We lived through the nightmare that was 2020. Today, the state legislature is acting as if we are living in that same time. We know a lot more now than we did two years ago, so we must act like it and we certainly must legislate like it. Instead, the governor, Democratic legislative leaders and House Democrats have reverted to their old antics that ran storefronts out of business and residents out of the state.
Once again, there is no transparency or accountability. This goes beyond the COVID-19 pandemic. This month was the first time the legislature met in person since October. What was accomplished? A power grab by the Democratic majority to pack the courts, a change in the election code to Democrats’ liking and a bill to make it harder for law enforcement to do its job.

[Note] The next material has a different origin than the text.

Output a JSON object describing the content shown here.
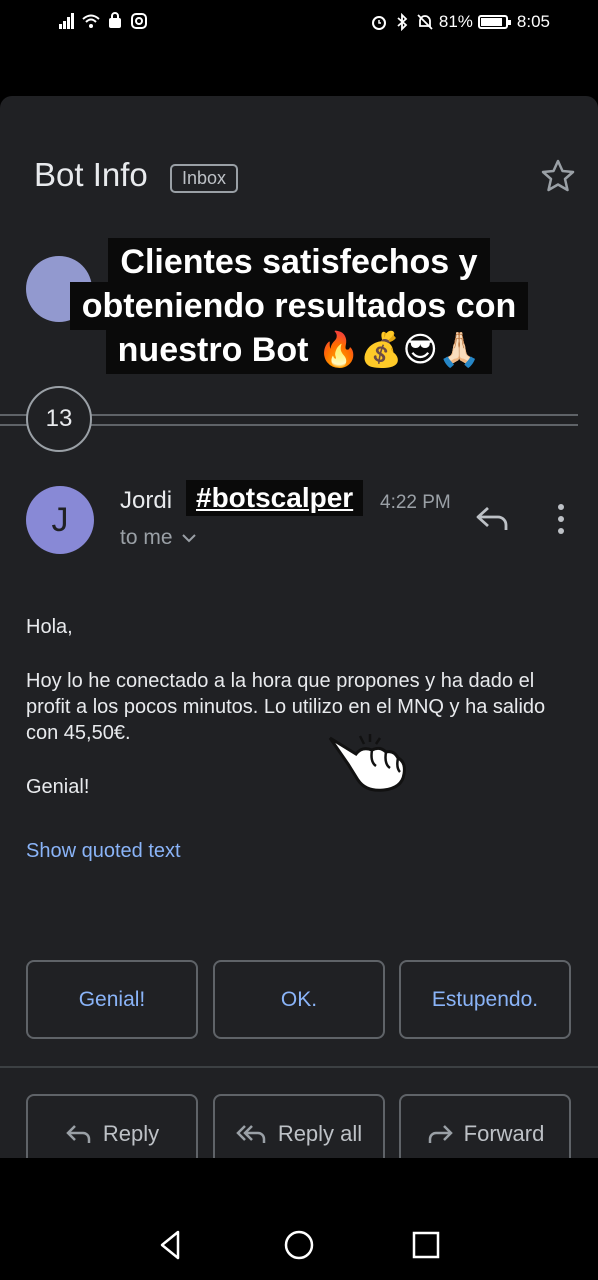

As the first legislative moves in the new year, these did little to move the needle forward on out-of-control crime and the exodus from our state — not to mention bringing back faith in government or rooting out corruption. Rather, it took us leaps backward.
There is a complete disregard for our checks and balances. Some in the executive branch seem to have forgotten we live in a representative democracy, with prosecutors ignoring laws and a governor acting as a monarch. Why would people move to our state in this condition? Why would any business choose to come here?
The start of the new year brings some semblance of hope for change. There is time to correct our course, but we cannot continue to use the same old playbook with Democratic leaders taking the forefront.
We can and must do better. That starts with getting back to the basics: respecting civil liberties, backing the badge to cut down on crime, supporting our businesses large and small, bringing public input back to the process and following a common-sense approach to problem-solving.